Google Continues Buying Spree With Boston Dynamics Purchase
Brett Smith for redOrbit.com – Your Universe Online
Based in Waltham, Mass., Boston Dynamics has built mobile research robots for the Pentagon and gained a reputation for constructing highly-agile robots with an uncanny sense of balance.
The latest Google acquisition marks the eighth time in the last six months that the search giant has bought a robotics company. If Google executives have a cohesive vision for incorporating robots into their services – they have yet to publicly share it.
Founded in 1992 by a former professor at MIT, Boston Dynamics has not sold robots commercially, but has provided robotics technology for Pentagon clients like the Defense Advanced Research Projects Agency (DARPA). The company has supplied DARPA with a humanoid robot for its Darpa Robotics Challenge (DRC), a two-year competition with a $2 million prize. Participants such as NASA and MIT had to design robots that can perform tasks and operate vehicles in a disaster-like setting, like a nuclear power plant meltdown.
“Competitions like the Darpa Robotics Challenge stretch participants to try to solve problems that matter and we hope to learn from the teams’ insights around disaster relief,” said Google robotics executive Andy Rubin in a statement released by Google, reports John Markoff of the New York Times.
In addition to humanoid robots, Boston Dynamics has designed and built a menagerie of two-legged and four-legged robots capable of climbing walls and trees. In one web video, the company’s BigDog robot climbs hills, traverses snow, maintains its balance on ice and even withstands human kick. In another video, the company’s Cheetah robot can be seen running on a treadmill. The four-legged cat-bot has been clocked at a pace of 29 mph.
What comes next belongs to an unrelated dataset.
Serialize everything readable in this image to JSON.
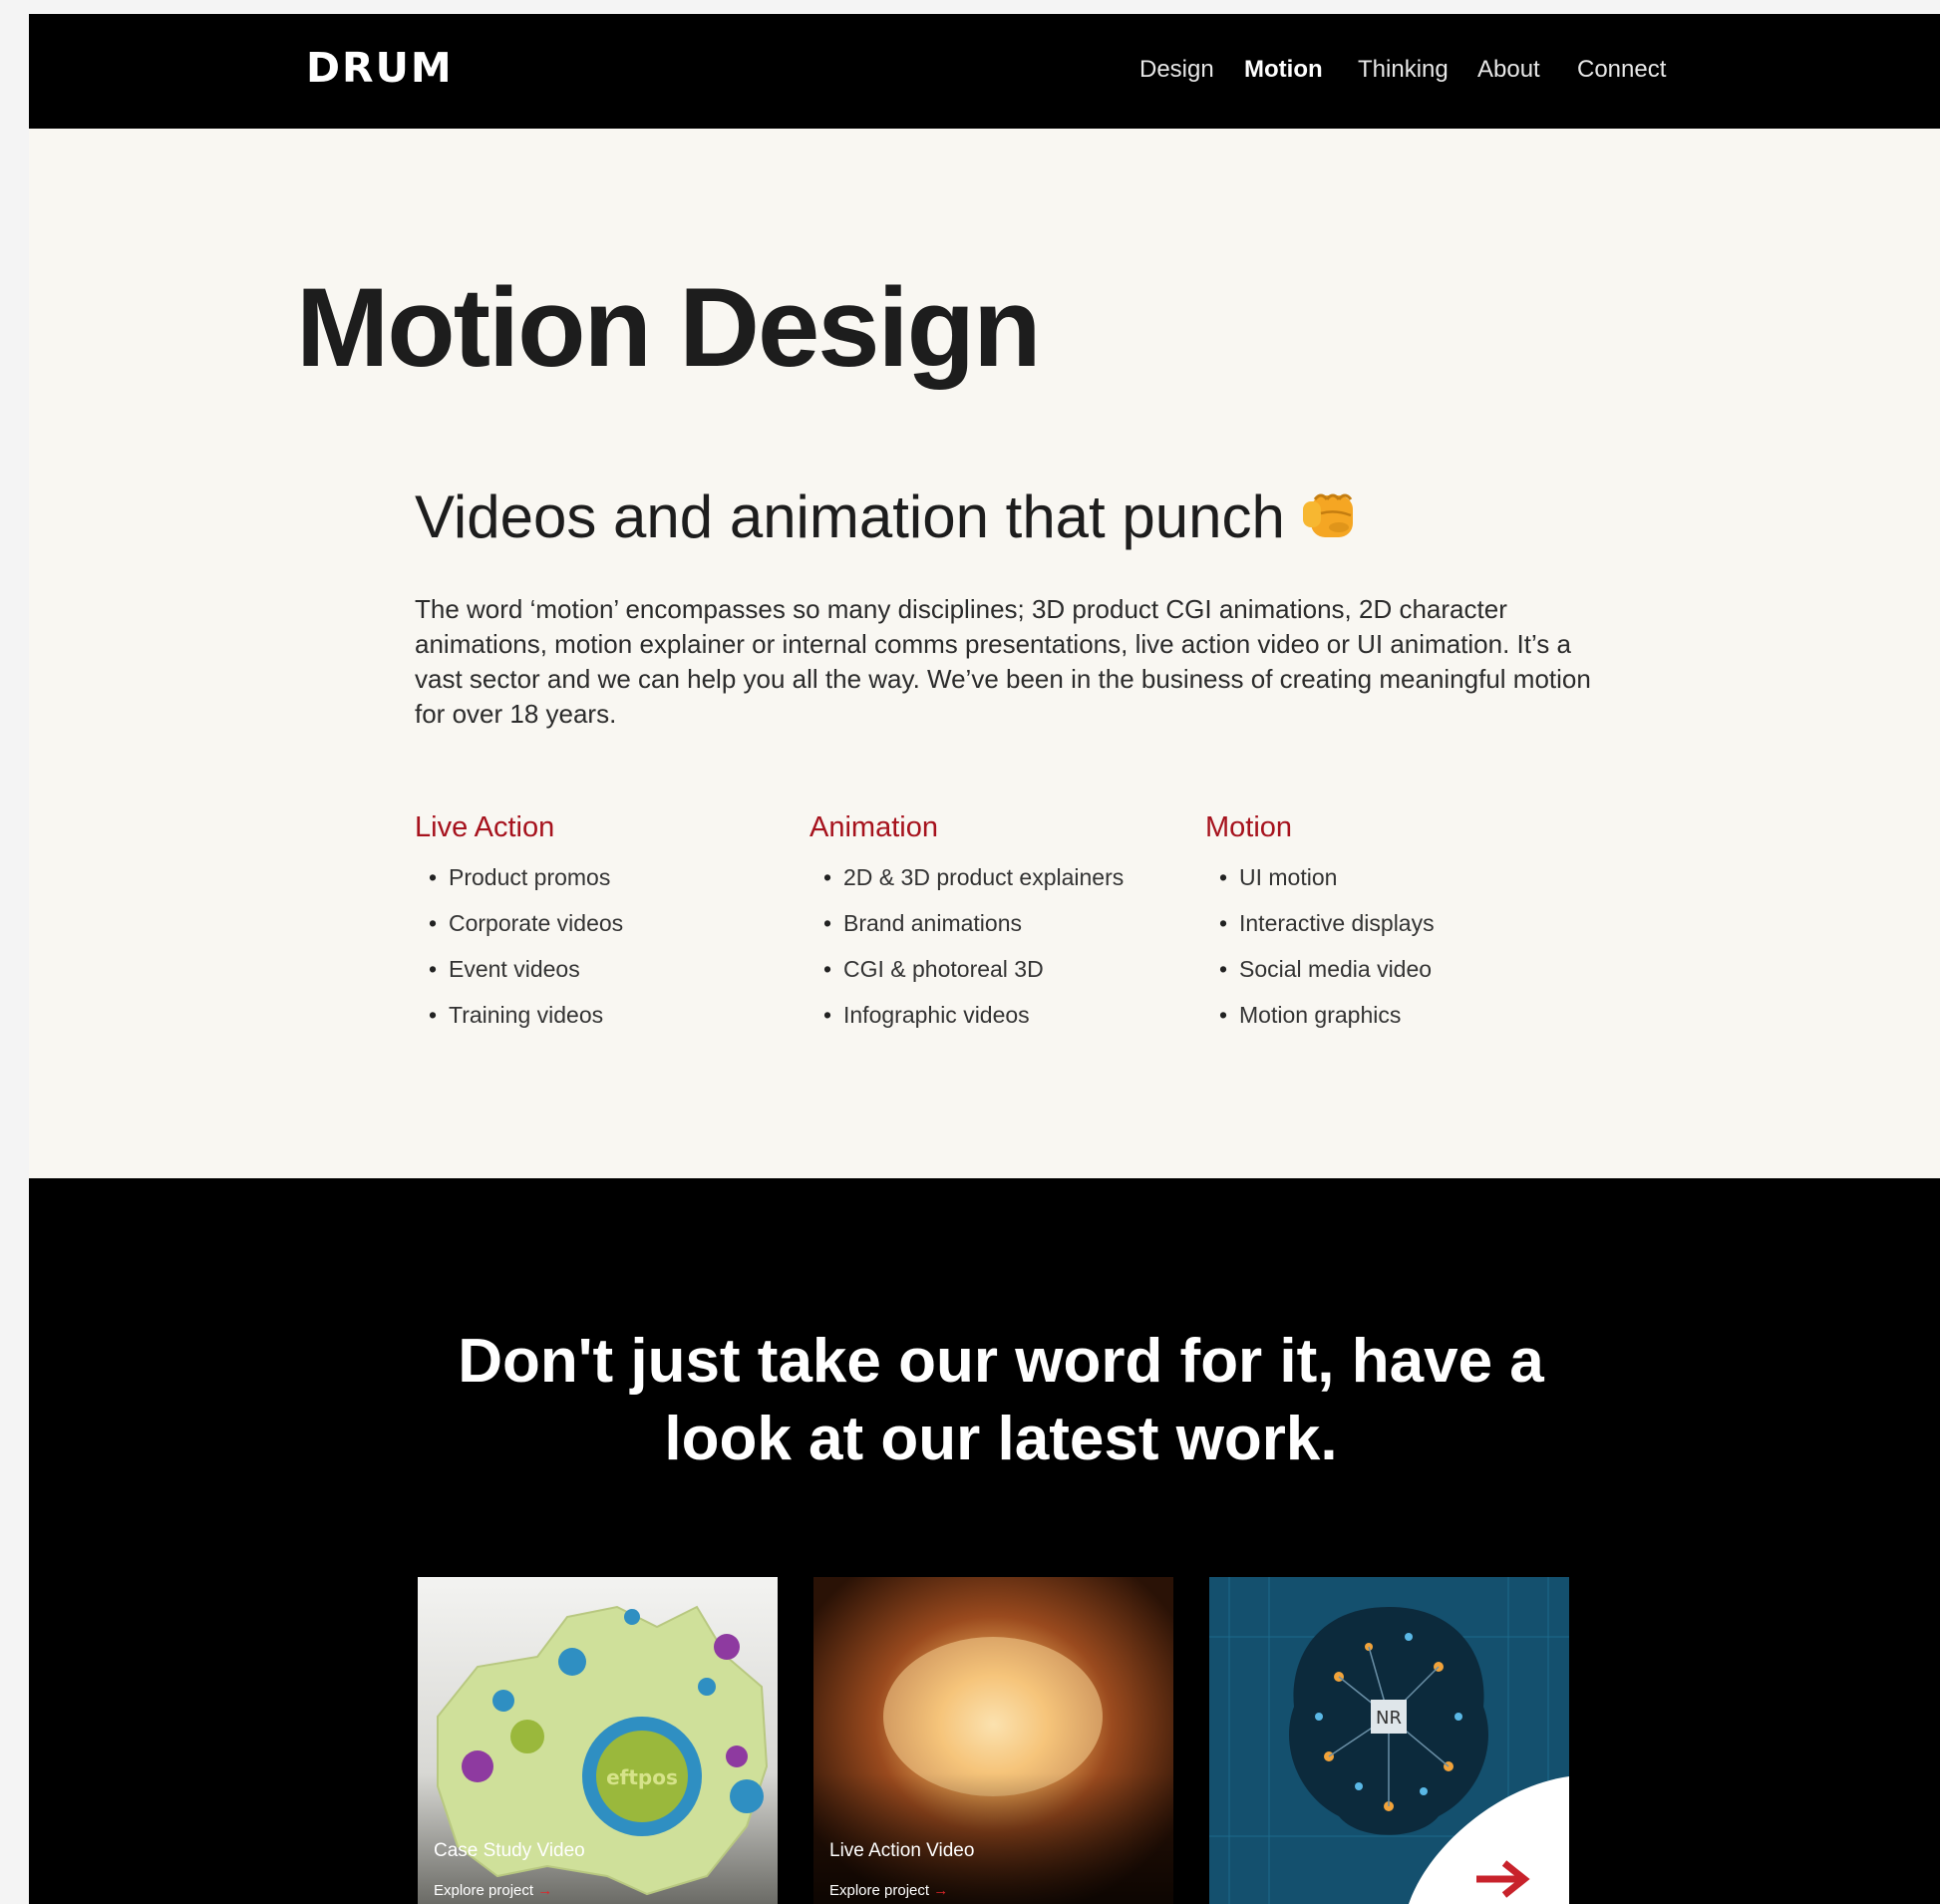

Google has recently acquired other robotics companies in the United States and Japan that have demonstrated a range of robot-related technologies. Rubin has called Google’s interest in robotics a “moonshot” effort, but has yet to go into further detail. The executive has said that he does not believe initial product development would extend for years, suggesting that Google could debut something in the next several years.
As with its other recent acquisitions, Google has not said how much it paid to buy Boston Dynamics.
The acquisition comes just after Google announced it was in negotiations with VSP Global, a national eye-care insurer that also makes eyeglass lenses and frames. Observers said the negotiations could foreshadow the Google Glass having prescription lenses and being made available at the local optometrist’s office.
“Down the road I think this technology is going to blow up,” Matt Alpert, an optometrist on the board of VSP Global recently told The Wall Street Journal. “As soon as apps are developed that are relevant for your world, it will start to take off.”
“In its current form, it’ll be more of a niche early adopter product,” he added.
An agreement between Google and VSP Global could open up Google Glass to the market of over 110 million Americans and countless other around the world who already use prescription eyewear.